Skip to comments.debt collectors reap huge salaries chasing student loans
Posted on 05/15/2012 8:08:54 PM PDT by TurboZamboni
Minnesota nonprofit that's on the front lines of a growing debate over student-loan debt.
Bloomberg Businessweek profiles Educational Credit Management Corp., one of the 32 guaranty agencies" that oversee student loans for the U.S. Department of Education and try to recover money.
Its bill collectors can be highly rewarded. ECMC's top collector took home $454,000 in just one year, twice as much as the U.S. secretary of education. The CEO of the group made $1.1 million in 2010. The company moved from downtown St. Paul to Oakdale a few years ago.
(Excerpt) Read more at bizjournals.com ...
“But I thought that was, like, free money, man! “/s;)
“When the lending institution decides the debt is noncollectable, then issues you a 1099C for the forgiven debt
Pardon my iggernunce, but why would they do that? I thought they reported such things to the evil credit rating agencies to ruin your credit.
When the debt collectors are unable to collect the debt, the lending institution writes it off as a business expense then issues you the 1099C, copy to IRS. That’s when your troubles REALLY begin.

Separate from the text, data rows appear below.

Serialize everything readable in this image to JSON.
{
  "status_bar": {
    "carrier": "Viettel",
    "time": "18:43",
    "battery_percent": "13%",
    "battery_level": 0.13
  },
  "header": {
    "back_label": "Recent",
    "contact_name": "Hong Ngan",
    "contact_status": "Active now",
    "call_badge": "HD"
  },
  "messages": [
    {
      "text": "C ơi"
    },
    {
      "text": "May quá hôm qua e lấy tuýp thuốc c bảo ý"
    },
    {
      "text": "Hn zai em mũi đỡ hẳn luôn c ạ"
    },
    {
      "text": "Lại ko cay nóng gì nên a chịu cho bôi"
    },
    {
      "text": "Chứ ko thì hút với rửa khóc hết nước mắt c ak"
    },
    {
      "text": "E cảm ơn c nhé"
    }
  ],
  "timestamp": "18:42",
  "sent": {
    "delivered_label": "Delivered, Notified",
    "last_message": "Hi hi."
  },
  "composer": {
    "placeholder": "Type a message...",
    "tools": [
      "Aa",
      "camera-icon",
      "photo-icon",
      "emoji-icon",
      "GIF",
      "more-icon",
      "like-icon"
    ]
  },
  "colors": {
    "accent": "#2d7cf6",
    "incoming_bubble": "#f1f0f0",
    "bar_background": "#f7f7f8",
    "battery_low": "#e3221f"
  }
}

Between 1993 and 2007, the number of full-time administrators per 100 students at America’s leading universities grew by 39 percent, while the number of employees engaged in teaching, research or service only grew by 18 percent. Inflation-adjusted spending on administration per student increased by 61 percent during the same period, while instructional spending per student rose 39 percent. Arizona State University, for example, increased the number of administrators per 100 students by 94 percent during this period while actually reducing the number of employees engaged in instruction, research and service by 2 percent. Nearly half of all full-time employees at Arizona State University are administrators

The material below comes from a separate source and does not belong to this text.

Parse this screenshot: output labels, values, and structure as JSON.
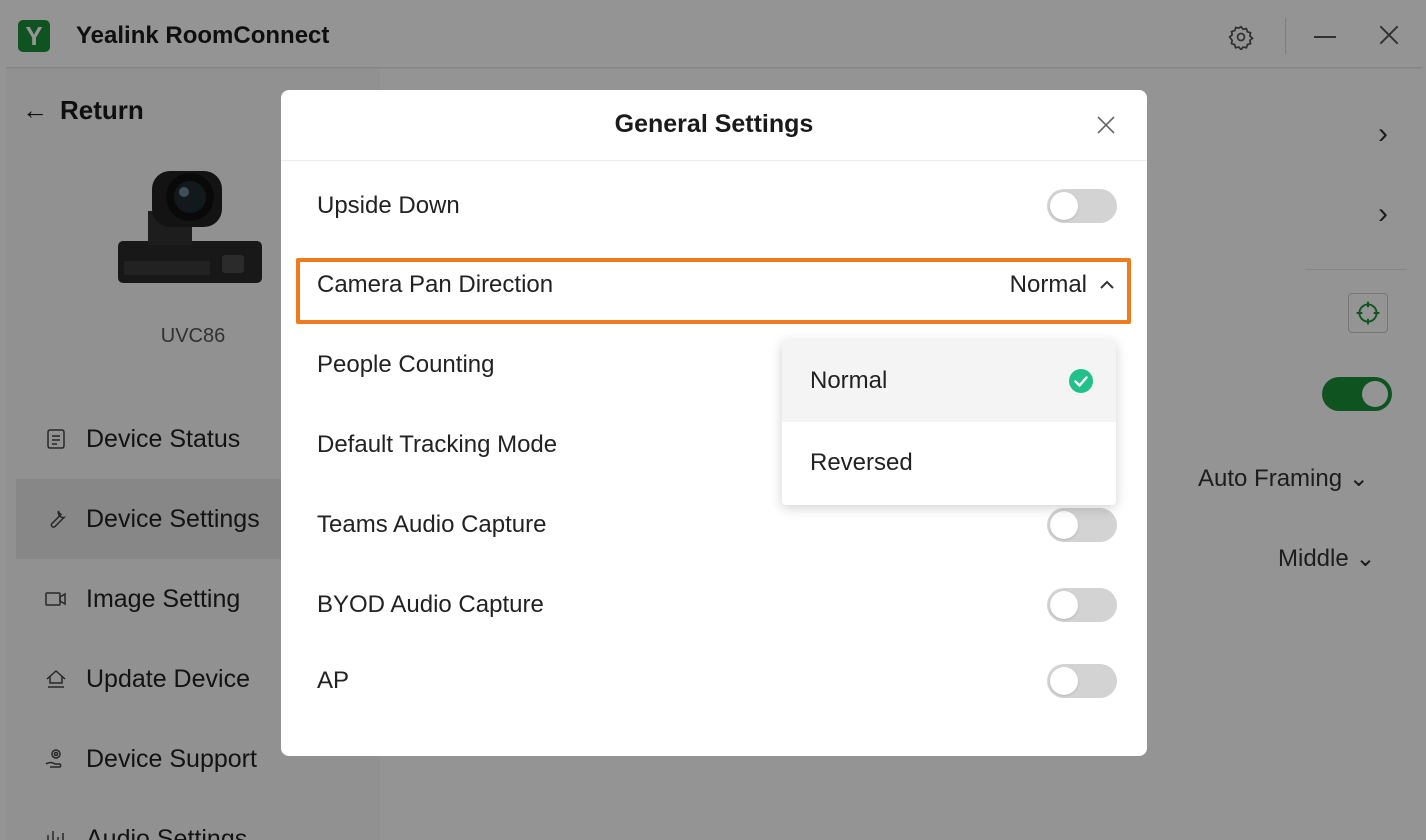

A significant reason for the administrative bloat is that students pay only a small portion of administrative costs. The lion’s share of university resources comes from the federal and state governments, as well as private gifts and fees for non-educational services. The large and increasing rate of government subsidy for higher education facilitates administrative bloat by insulating students from the costs. Reducing government subsidies would do much to make universities more efficient.
For public universities the administrative bloat is much worse than at private colleges - administrative positions grew by 39% between 1993 and 2007, almost four times the 9.8% increase for instructional positions. At private universities, without access to the public largess, administrative and instructional positions increased at about the same rate.
And we wonder why college costs too much...
“F U, Pay Me!” - Goodfellas
Agreed, administrators are the scourge of government and business alike. Does top management even keep an eye on the ratio of indirect to direct labor any more?
p.s. I like your handle there TZ, you must be a hockey fan
(IMHO, this is why it's not)
Free tax advice (caveat emptor)...
Kent Conrad thought so,too:
They’re already calling it the “Bismarck Bribe”:
The legislation contains provisions apparently designed to ensure votes from wavering Democrats. As outlined in the House version, the compromise plan would give nonprofit loan providers in several states the right to participate, along with for-profit loan companies selected through a competitive process, in helping the Education Department distribute loan money to students.
A new element, included in the plan issued on Thursday, would give a specific right to the Bank of North Dakota to issue federally subsidized student loans, meaning that it would be the only lender remaining outside of the Education Department’s direct-lending system.
The Bank of North Dakota is a state-owned lender that Democratic aides described as representing the type of nonprofit entity they want to encourage. Critics of the loan bill suggested the provision was designed to win the support of a key Democrat, Sen. Kent Conrad of North Dakota, chairman of the Senate Budget Committee.
I did not know that. I thought they sold those debts to zombie debt collectors.